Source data
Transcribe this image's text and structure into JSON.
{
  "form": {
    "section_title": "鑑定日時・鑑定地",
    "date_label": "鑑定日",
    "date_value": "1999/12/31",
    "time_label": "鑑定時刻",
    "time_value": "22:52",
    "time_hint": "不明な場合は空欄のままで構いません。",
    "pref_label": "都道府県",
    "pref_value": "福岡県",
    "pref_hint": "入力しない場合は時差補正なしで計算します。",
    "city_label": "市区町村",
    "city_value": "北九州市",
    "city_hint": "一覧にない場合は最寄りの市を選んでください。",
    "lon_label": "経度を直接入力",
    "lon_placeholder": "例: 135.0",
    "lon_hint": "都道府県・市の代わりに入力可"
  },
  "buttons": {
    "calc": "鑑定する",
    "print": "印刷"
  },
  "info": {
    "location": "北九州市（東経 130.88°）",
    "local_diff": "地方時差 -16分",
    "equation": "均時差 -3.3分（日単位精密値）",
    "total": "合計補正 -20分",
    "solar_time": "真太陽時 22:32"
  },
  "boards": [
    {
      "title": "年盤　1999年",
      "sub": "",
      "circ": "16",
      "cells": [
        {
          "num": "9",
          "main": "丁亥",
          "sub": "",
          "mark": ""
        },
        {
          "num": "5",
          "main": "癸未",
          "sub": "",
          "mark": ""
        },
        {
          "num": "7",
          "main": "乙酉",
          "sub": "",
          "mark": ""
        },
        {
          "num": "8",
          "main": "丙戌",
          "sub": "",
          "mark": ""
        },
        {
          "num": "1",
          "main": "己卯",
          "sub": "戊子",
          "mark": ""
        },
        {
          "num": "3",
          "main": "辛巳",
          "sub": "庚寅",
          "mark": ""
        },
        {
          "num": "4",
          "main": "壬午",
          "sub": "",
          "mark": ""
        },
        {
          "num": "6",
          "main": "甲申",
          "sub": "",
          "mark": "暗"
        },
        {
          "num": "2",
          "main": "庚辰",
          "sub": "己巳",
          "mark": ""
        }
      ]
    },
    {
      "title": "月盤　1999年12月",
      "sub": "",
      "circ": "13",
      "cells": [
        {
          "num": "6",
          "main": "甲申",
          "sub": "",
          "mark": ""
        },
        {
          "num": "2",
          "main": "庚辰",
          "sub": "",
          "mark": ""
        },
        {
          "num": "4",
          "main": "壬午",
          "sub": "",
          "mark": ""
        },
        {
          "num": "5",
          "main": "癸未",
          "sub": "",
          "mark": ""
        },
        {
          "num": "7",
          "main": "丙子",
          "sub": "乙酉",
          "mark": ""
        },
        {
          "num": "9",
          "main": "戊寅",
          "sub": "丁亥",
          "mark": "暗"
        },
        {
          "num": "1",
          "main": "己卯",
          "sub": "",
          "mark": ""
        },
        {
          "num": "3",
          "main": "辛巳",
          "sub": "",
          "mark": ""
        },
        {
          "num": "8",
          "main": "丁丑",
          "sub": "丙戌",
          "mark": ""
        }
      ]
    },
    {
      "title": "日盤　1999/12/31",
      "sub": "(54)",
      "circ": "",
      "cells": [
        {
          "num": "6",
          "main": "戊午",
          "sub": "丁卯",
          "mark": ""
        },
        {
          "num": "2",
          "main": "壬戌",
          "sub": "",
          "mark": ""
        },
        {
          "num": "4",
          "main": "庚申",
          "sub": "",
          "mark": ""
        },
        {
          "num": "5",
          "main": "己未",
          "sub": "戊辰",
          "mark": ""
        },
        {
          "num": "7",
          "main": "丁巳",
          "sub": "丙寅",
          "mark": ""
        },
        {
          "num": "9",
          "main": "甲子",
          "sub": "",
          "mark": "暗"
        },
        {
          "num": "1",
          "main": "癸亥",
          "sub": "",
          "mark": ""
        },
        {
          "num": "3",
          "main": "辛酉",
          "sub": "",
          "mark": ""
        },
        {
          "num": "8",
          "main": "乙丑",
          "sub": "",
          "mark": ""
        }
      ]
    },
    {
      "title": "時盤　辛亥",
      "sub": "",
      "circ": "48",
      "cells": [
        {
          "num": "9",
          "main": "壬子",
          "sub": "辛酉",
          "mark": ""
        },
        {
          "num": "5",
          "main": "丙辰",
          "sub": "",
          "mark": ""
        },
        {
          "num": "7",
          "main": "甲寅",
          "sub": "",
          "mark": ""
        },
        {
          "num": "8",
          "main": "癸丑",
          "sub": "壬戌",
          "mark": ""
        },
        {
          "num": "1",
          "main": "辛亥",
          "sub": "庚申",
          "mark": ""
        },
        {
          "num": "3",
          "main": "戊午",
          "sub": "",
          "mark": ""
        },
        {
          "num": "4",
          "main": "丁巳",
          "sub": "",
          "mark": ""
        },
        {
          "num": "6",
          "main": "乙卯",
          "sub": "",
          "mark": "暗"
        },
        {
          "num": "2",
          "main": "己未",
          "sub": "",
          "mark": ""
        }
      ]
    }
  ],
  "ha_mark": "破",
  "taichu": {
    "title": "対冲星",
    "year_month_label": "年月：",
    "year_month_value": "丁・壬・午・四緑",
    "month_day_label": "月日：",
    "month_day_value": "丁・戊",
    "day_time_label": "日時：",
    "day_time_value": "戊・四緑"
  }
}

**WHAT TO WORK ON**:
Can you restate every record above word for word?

**RESPONSE TO THIS TASK**:
Transcribe this image's text and structure into JSON.
{
  "form": {
    "section_title": "鑑定日時・鑑定地",
    "date_label": "鑑定日",
    "date_value": "1999/12/31",
    "time_label": "鑑定時刻",
    "time_value": "22:52",
    "time_hint": "不明な場合は空欄のままで構いません。",
    "pref_label": "都道府県",
    "pref_value": "福岡県",
    "pref_hint": "入力しない場合は時差補正なしで計算します。",
    "city_label": "市区町村",
    "city_value": "北九州市",
    "city_hint": "一覧にない場合は最寄りの市を選んでください。",
    "lon_label": "経度を直接入力",
    "lon_placeholder": "例: 135.0",
    "lon_hint": "都道府県・市の代わりに入力可"
  },
  "buttons": {
    "calc": "鑑定する",
    "print": "印刷"
  },
  "info": {
    "location": "北九州市（東経 130.88°）",
    "local_diff": "地方時差 -16分",
    "equation": "均時差 -3.3分（日単位精密値）",
    "total": "合計補正 -20分",
    "solar_time": "真太陽時 22:32"
  },
  "boards": [
    {
      "title": "年盤　1999年",
      "sub": "",
      "circ": "16",
      "cells": [
        {
          "num": "9",
          "main": "丁亥",
          "sub": "",
          "mark": ""
        },
        {
          "num": "5",
          "main": "癸未",
          "sub": "",
          "mark": ""
        },
        {
          "num": "7",
          "main": "乙酉",
          "sub": "",
          "mark": ""
        },
        {
          "num": "8",
          "main": "丙戌",
          "sub": "",
          "mark": ""
        },
        {
          "num": "1",
          "main": "己卯",
          "sub": "戊子",
          "mark": ""
        },
        {
          "num": "3",
          "main": "辛巳",
          "sub": "庚寅",
          "mark": ""
        },
        {
          "num": "4",
          "main": "壬午",
          "sub": "",
          "mark": ""
        },
        {
          "num": "6",
          "main": "甲申",
          "sub": "",
          "mark": "暗"
        },
        {
          "num": "2",
          "main": "庚辰",
          "sub": "己巳",
          "mark": ""
        }
      ]
    },
    {
      "title": "月盤　1999年12月",
      "sub": "",
      "circ": "13",
      "cells": [
        {
          "num": "6",
          "main": "甲申",
          "sub": "",
          "mark": ""
        },
        {
          "num": "2",
          "main": "庚辰",
          "sub": "",
          "mark": ""
        },
        {
          "num": "4",
          "main": "壬午",
          "sub": "",
          "mark": ""
        },
        {
          "num": "5",
          "main": "癸未",
          "sub": "",
          "mark": ""
        },
        {
          "num": "7",
          "main": "丙子",
          "sub": "乙酉",
          "mark": ""
        },
        {
          "num": "9",
          "main": "戊寅",
          "sub": "丁亥",
          "mark": "暗"
        },
        {
          "num": "1",
          "main": "己卯",
          "sub": "",
          "mark": ""
        },
        {
          "num": "3",
          "main": "辛巳",
          "sub": "",
          "mark": ""
        },
        {
          "num": "8",
          "main": "丁丑",
          "sub": "丙戌",
          "mark": ""
        }
      ]
    },
    {
      "title": "日盤　1999/12/31",
      "sub": "(54)",
      "circ": "",
      "cells": [
        {
          "num": "6",
          "main": "戊午",
          "sub": "丁卯",
          "mark": ""
        },
        {
          "num": "2",
          "main": "壬戌",
          "sub": "",
          "mark": ""
        },
        {
          "num": "4",
          "main": "庚申",
          "sub": "",
          "mark": ""
        },
        {
          "num": "5",
          "main": "己未",
          "sub": "戊辰",
          "mark": ""
        },
        {
          "num": "7",
          "main": "丁巳",
          "sub": "丙寅",
          "mark": ""
        },
        {
          "num": "9",
          "main": "甲子",
          "sub": "",
          "mark": "暗"
        },
        {
          "num": "1",
          "main": "癸亥",
          "sub": "",
          "mark": ""
        },
        {
          "num": "3",
          "main": "辛酉",
          "sub": "",
          "mark": ""
        },
        {
          "num": "8",
          "main": "乙丑",
          "sub": "",
          "mark": ""
        }
      ]
    },
    {
      "title": "時盤　辛亥",
      "sub": "",
      "circ": "48",
      "cells": [
        {
          "num": "9",
          "main": "壬子",
          "sub": "辛酉",
          "mark": ""
        },
        {
          "num": "5",
          "main": "丙辰",
          "sub": "",
          "mark": ""
        },
        {
          "num": "7",
          "main": "甲寅",
          "sub": "",
          "mark": ""
        },
        {
          "num": "8",
          "main": "癸丑",
          "sub": "壬戌",
          "mark": ""
        },
        {
          "num": "1",
          "main": "辛亥",
          "sub": "庚申",
          "mark": ""
        },
        {
          "num": "3",
          "main": "戊午",
          "sub": "",
          "mark": ""
        },
        {
          "num": "4",
          "main": "丁巳",
          "sub": "",
          "mark": ""
        },
        {
          "num": "6",
          "main": "乙卯",
          "sub": "",
          "mark": "暗"
        },
        {
          "num": "2",
          "main": "己未",
          "sub": "",
          "mark": ""
        }
      ]
    }
  ],
  "ha_mark": "破",
  "taichu": {
    "title": "対冲星",
    "year_month_label": "年月：",
    "year_month_value": "丁・壬・午・四緑",
    "month_day_label": "月日：",
    "month_day_value": "丁・戊",
    "day_time_label": "日時：",
    "day_time_value": "戊・四緑"
  }
}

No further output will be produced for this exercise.